Maupin’s experience in tomato grafting showed her how important it is to find simple innovations that improve agricultural production. Although she may not spend the rest of her life counting tomatoes, the experience helped her realize that she wants to dedicate her future career to sustainable farming.
“Sustainable” is a buzzword in the agriculture industry today, and many people define the word differently. To Maupin, it means finding low-input ways to produce food in an inclusive, community-oriented setting — much like the “plant-sharing” community she’s found through her houseplant hobby.
Maupin and her friends often exchange plants or propagate from each other’s plants. With her friends as resources, Maupin expands her plant collection without having to purchase plants or seeds at a store. She wants to extend this sharing mentality into developing countries that could benefit from low-input community farming systems. Although she isn’t sure exactly what this looks like or where it will take her, she’s willing to move her plants back to her mom’s house and go wherever there is a need.
“Between study abroad, internships, and travel, I don’t stay in one place very long,” she said with a laugh. “There are places all over the world I would like to visit. And that’s one thing that I love about houseplants —I don’t have to stay in one place to enjoy growing plants, and sometimes they can move with me. I will have something to grow wherever I go.”
Ready to grow your own plant collection?
By Hannah Tucker
The technique that Chelsea Maupin uses to grow new plants from cuttings is an easy and inexpensive way to start or grow your plant collection.
It involves cutting a stem from a plant, dipping it in rooting hormone, and keeping it watered until new roots start to grow. Once the roots grow, you can transfer the plant to a larger pot.
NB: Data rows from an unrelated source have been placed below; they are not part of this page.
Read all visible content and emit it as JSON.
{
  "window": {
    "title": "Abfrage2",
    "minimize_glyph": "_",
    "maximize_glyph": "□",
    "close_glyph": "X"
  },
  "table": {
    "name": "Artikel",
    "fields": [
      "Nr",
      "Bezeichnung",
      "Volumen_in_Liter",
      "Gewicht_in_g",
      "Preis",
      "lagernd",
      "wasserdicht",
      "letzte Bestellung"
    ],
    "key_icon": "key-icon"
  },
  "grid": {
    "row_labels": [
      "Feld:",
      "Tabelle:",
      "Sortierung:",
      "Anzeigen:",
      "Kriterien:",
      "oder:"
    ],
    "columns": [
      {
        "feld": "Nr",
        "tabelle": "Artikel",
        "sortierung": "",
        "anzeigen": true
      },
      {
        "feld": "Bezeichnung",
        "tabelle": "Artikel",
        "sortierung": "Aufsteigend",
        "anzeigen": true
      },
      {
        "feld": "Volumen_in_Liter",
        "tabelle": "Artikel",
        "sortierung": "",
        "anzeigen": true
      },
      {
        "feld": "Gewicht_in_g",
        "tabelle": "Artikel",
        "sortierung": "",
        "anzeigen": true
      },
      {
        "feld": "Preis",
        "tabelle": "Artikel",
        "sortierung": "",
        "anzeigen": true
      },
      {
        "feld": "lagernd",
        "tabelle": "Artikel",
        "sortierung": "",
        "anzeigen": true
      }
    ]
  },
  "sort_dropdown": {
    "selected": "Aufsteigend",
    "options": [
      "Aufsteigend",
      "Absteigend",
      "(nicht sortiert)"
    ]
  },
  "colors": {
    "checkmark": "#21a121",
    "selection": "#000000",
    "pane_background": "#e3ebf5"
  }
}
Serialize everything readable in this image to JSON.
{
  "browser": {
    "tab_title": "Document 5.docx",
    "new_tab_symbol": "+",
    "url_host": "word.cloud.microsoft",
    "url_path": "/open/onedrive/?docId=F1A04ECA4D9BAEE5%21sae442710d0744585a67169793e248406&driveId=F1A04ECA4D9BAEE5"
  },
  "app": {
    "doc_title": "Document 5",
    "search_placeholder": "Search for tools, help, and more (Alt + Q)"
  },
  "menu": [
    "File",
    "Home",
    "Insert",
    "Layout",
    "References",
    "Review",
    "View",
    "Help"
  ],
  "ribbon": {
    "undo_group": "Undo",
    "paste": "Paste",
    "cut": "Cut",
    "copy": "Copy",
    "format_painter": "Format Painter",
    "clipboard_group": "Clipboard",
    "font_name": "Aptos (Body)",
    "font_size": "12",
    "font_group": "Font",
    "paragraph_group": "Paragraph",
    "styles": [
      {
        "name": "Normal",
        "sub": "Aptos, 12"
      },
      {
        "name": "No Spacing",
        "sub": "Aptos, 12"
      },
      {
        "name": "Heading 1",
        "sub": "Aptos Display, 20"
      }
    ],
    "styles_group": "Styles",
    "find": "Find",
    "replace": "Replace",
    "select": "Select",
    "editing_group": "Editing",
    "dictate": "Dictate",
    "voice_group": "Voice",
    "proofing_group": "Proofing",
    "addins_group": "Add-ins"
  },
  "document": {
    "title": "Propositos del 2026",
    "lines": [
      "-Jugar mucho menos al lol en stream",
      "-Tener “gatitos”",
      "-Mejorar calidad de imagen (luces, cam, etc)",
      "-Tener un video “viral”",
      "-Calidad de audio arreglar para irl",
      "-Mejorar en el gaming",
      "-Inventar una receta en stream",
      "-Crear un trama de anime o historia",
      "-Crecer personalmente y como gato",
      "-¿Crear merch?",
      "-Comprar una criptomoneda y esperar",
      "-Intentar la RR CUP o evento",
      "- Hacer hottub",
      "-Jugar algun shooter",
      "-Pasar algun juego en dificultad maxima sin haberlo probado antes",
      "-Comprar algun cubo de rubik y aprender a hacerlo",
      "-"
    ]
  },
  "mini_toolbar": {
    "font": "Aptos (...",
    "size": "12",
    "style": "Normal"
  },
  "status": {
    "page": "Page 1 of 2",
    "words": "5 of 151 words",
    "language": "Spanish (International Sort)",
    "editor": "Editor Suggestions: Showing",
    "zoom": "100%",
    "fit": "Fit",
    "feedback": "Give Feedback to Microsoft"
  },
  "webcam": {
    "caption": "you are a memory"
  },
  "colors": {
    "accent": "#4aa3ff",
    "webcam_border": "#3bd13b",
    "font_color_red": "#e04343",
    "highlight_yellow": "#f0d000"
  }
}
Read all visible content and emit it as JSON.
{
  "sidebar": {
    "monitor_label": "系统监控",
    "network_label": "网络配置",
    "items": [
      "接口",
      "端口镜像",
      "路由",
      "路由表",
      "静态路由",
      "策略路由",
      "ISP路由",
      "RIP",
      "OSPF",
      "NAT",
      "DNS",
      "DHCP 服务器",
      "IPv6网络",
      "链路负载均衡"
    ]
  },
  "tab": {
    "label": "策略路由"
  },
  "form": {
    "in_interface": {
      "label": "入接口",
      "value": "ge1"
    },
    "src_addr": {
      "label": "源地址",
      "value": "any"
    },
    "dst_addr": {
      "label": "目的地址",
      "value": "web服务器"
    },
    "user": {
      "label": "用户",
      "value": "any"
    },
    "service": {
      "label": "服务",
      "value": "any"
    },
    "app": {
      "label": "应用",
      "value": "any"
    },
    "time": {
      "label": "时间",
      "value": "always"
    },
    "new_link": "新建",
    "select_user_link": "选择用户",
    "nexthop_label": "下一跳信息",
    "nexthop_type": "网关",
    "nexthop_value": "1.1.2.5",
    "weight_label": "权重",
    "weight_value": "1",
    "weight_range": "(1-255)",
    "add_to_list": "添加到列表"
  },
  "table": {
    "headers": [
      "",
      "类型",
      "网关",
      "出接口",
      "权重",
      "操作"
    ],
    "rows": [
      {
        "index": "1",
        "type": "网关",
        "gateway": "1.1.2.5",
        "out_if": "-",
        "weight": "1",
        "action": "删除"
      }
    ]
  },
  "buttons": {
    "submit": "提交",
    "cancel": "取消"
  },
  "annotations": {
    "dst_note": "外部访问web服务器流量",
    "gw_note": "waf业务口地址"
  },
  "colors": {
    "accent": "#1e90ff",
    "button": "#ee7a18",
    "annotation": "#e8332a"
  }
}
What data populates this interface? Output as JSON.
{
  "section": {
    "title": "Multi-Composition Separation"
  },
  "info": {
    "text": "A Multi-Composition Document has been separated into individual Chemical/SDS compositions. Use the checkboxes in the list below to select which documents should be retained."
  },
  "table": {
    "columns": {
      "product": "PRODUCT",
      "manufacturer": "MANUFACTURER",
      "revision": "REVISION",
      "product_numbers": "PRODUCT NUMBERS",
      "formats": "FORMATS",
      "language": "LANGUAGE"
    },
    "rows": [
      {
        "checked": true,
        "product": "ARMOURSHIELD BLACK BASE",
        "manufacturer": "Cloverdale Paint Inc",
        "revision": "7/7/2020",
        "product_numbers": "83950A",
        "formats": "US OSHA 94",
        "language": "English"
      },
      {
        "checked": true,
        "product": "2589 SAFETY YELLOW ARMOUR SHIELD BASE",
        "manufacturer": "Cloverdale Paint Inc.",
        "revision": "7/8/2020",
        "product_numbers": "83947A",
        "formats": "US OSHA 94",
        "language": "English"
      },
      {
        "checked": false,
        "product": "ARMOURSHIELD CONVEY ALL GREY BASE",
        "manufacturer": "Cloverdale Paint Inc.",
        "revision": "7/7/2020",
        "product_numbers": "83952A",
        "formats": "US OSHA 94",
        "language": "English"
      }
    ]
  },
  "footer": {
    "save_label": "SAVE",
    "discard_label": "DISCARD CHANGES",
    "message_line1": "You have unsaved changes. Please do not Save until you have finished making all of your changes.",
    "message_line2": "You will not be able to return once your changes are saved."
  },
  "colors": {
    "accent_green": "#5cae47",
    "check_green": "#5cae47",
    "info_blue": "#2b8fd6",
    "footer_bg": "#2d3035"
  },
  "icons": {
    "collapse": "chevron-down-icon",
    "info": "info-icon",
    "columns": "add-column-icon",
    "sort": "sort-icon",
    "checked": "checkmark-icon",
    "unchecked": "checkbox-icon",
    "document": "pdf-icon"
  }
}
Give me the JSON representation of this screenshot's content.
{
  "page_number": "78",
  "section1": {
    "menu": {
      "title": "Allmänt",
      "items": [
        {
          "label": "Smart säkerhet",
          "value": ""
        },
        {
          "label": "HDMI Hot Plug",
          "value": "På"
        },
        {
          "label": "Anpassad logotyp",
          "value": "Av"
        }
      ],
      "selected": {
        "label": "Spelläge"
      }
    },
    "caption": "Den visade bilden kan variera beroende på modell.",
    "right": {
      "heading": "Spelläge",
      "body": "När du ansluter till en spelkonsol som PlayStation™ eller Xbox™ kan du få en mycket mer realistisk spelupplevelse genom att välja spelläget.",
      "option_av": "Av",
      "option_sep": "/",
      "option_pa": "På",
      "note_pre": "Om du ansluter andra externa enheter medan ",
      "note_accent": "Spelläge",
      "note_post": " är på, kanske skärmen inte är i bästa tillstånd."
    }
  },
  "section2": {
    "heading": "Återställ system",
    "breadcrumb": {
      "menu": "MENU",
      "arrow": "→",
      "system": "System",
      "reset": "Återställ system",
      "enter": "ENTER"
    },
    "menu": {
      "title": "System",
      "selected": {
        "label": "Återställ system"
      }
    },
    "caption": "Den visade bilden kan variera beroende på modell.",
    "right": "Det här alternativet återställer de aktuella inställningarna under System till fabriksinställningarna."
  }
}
To learn how to start your own plants, see New Plants from Cuttings (Purdue Extension publication HO-37-W).